Each record that follows must be given again without alteration.

SOURCE MATERIAL:
▬▬▬▬▬▬▬▬▬▬

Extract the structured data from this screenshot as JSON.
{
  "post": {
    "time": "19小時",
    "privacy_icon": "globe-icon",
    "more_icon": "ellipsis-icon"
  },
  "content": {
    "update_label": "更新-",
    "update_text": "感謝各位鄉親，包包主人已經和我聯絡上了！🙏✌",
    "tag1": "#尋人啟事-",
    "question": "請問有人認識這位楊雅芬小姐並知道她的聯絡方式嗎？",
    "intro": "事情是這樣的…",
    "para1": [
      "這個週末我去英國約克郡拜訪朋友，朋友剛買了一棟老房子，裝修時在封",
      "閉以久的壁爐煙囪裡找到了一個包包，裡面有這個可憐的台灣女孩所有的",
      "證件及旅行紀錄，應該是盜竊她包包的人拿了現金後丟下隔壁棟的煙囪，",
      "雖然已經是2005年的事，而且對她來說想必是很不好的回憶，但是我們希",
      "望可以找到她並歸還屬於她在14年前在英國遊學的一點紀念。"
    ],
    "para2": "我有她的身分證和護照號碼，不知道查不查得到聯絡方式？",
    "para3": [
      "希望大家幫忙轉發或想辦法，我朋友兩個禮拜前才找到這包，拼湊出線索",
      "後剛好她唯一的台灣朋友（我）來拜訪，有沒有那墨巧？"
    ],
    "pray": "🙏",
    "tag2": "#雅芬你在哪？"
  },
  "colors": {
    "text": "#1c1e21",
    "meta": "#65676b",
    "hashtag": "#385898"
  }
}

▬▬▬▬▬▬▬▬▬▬

RESULT FOR THIS TASK:
Extract the structured data from this screenshot as JSON.
{
  "post": {
    "time": "19小時",
    "privacy_icon": "globe-icon",
    "more_icon": "ellipsis-icon"
  },
  "content": {
    "update_label": "更新-",
    "update_text": "感謝各位鄉親，包包主人已經和我聯絡上了！🙏✌",
    "tag1": "#尋人啟事-",
    "question": "請問有人認識這位楊雅芬小姐並知道她的聯絡方式嗎？",
    "intro": "事情是這樣的…",
    "para1": [
      "這個週末我去英國約克郡拜訪朋友，朋友剛買了一棟老房子，裝修時在封",
      "閉以久的壁爐煙囪裡找到了一個包包，裡面有這個可憐的台灣女孩所有的",
      "證件及旅行紀錄，應該是盜竊她包包的人拿了現金後丟下隔壁棟的煙囪，",
      "雖然已經是2005年的事，而且對她來說想必是很不好的回憶，但是我們希",
      "望可以找到她並歸還屬於她在14年前在英國遊學的一點紀念。"
    ],
    "para2": "我有她的身分證和護照號碼，不知道查不查得到聯絡方式？",
    "para3": [
      "希望大家幫忙轉發或想辦法，我朋友兩個禮拜前才找到這包，拼湊出線索",
      "後剛好她唯一的台灣朋友（我）來拜訪，有沒有那墨巧？"
    ],
    "pray": "🙏",
    "tag2": "#雅芬你在哪？"
  },
  "colors": {
    "text": "#1c1e21",
    "meta": "#65676b",
    "hashtag": "#385898"
  }
}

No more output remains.